The hard times are about to get worse. That’s the conclusion political commentator, broadcaster and SPEA alumnus Tavis Smiley reached after reading the soon-to-be-published book “America’s Poor” written by Dean John D. Graham and Assistant Professor Kristin Seefeldt.
The book, from Indiana University Press, will analyze the impact of the Great Recession on people in or near poverty and offers bipartisan solutions. It is scheduled for publication late this year.
“What Dean Graham and Professor Seefeldt have done in their analysis is to unflinchingly examine how this ‘jobless recovery’ affects the swelling ranks of the poor,” Smiley writes in a foreword to the book. He predicts for Americans living in poverty, 50 million and growing, “the hard times are about to get worse.”
There are too few new jobs and long-term unemployment compounds the misery of those without work. Additionally, those earning minimum wage will see their buying power diminish as the economy improves and the potential for inflation returns. The bleak conclusions are “informative and illuminating,” Smiley writes, “but also atrocious and appalling.”

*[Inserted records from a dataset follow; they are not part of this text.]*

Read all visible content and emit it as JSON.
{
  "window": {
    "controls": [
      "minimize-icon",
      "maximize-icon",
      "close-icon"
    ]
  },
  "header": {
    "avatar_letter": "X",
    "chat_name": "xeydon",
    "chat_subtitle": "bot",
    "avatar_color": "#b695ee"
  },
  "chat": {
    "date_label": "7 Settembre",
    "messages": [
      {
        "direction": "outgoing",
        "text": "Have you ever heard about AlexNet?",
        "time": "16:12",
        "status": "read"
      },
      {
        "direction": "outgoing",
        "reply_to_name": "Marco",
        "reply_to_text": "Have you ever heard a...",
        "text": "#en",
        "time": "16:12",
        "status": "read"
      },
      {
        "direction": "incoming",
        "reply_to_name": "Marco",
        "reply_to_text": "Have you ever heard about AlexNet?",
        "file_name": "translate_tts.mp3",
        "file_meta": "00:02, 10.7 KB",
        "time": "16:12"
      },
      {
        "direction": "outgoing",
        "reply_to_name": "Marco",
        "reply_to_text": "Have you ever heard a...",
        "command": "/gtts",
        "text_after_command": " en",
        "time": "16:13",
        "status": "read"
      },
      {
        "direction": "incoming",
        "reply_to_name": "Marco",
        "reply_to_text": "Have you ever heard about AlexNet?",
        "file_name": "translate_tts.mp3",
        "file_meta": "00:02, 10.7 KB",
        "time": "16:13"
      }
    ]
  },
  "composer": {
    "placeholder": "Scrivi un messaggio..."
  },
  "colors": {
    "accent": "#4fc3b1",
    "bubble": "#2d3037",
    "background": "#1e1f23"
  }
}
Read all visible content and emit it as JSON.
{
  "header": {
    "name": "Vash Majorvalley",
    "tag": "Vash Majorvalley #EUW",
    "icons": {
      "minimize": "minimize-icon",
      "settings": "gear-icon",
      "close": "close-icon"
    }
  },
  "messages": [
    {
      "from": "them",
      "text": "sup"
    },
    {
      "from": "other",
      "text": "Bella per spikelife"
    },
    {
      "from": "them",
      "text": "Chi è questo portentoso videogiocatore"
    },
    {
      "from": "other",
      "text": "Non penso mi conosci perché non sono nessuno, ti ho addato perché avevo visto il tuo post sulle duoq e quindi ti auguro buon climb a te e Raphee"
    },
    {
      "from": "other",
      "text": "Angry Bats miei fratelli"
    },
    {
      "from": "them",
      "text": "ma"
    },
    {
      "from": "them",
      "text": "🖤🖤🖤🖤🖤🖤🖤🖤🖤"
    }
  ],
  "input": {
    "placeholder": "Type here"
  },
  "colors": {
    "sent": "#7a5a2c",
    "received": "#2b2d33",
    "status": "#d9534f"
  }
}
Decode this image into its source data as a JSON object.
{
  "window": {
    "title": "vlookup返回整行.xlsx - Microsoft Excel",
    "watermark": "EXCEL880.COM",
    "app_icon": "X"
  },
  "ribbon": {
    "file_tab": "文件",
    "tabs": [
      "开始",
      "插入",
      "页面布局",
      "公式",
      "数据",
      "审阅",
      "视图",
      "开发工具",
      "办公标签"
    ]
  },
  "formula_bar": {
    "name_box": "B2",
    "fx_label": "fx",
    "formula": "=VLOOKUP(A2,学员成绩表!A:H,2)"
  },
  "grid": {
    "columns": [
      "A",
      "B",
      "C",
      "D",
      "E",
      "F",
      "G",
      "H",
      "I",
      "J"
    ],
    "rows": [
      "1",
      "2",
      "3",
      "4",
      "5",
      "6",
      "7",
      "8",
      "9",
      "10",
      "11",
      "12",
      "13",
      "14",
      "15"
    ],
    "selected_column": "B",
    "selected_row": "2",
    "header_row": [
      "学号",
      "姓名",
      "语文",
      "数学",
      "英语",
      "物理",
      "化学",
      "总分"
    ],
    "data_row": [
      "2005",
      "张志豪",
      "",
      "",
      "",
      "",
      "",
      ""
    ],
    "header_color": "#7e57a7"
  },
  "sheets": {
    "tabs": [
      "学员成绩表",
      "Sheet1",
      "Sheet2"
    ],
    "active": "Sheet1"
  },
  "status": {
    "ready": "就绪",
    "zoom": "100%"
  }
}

The book by Graham and Seefeldt (who has accepted a position at the University of Michigan) grew out of a lengthy white paper on poverty they wrote for Smiley and Princeton University Professor Cornel West. Smiley (B.A. public affairs ’03) and West used that white paper as an intellectual underpinning for what they called their “Poverty Tour”, a cross-country series of appearances aimed at drawing attention to the nation’s impoverished during the presidential primary season.
With its publication coming as the nation prepares to inaugurate a president, the book’s jarring information about the extent of poverty will capture plenty of attention. Of equal importance is a roadmap to address the crisis that Graham and Seefeldt lay out for the election winners at the White House and on Capitol Hill. Tavis Smiley would no doubt be pleased if his prediction that the hard times are about to get worse proves wrong.